**RECORDS SUPPLIED:**
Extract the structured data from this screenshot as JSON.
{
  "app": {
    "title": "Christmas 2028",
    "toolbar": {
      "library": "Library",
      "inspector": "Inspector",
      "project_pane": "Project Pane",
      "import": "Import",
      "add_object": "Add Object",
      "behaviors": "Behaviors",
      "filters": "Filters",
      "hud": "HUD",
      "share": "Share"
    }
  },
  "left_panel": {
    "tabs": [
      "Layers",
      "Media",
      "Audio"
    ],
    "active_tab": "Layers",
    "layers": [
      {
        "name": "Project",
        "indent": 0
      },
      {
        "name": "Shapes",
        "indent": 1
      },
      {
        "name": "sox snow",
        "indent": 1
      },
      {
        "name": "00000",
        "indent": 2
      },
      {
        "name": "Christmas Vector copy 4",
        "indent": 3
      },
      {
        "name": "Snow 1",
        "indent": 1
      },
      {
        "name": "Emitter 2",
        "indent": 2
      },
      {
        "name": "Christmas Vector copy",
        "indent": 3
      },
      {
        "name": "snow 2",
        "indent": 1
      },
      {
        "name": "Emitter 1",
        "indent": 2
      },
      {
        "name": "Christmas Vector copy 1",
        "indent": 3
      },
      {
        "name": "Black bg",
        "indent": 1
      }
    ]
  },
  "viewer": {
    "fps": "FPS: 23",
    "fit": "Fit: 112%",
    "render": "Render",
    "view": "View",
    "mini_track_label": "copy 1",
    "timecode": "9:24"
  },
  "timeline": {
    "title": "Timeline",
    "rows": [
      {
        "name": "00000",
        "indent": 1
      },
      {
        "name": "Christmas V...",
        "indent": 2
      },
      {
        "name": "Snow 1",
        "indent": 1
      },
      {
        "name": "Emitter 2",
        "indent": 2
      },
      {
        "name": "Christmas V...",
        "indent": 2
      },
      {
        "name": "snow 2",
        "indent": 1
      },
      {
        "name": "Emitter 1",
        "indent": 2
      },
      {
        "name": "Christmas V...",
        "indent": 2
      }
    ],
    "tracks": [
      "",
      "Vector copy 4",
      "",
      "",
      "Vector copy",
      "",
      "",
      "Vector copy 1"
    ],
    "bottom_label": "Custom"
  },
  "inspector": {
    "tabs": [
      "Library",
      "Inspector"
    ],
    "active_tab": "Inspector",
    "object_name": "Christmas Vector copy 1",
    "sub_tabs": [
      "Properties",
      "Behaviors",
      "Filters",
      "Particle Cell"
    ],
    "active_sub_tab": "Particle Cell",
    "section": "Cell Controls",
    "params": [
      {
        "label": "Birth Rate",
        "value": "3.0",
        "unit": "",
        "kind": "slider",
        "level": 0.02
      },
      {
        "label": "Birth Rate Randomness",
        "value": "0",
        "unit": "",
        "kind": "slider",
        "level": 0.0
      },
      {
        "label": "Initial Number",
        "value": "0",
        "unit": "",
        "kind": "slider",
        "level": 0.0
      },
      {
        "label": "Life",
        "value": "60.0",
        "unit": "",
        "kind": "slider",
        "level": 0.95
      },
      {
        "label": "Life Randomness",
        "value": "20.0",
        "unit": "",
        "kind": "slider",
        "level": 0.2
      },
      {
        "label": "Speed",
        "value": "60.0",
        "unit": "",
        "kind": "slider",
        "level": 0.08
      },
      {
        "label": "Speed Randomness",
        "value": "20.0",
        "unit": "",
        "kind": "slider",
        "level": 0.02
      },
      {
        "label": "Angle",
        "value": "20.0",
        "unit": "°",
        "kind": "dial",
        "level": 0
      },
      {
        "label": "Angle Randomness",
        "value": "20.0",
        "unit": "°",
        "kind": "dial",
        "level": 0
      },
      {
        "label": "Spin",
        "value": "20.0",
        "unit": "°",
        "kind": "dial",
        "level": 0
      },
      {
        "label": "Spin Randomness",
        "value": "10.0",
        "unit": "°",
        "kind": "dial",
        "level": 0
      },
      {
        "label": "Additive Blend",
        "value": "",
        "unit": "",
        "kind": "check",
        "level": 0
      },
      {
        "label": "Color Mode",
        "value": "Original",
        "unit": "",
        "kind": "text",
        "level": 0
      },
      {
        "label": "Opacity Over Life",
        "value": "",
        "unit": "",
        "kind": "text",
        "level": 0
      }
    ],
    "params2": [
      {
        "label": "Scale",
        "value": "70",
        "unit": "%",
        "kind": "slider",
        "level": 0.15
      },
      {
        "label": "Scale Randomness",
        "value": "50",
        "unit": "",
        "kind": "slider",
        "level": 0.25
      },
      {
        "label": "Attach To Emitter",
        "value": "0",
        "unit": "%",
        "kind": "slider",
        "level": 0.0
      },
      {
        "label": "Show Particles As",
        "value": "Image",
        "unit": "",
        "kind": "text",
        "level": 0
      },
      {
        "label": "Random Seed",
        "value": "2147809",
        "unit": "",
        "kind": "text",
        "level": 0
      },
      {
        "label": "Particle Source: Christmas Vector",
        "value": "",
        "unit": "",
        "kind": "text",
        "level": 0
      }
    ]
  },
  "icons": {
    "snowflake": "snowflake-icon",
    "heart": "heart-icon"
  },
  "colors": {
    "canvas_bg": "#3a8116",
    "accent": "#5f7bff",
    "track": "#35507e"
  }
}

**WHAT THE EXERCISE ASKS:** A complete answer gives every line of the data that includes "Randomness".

**TASK RESPONSE:**
        "label": "Birth Rate Randomness",
        "label": "Life Randomness",
        "label": "Speed Randomness",
        "label": "Angle Randomness",
        "label": "Spin Randomness",
        "label": "Scale Randomness",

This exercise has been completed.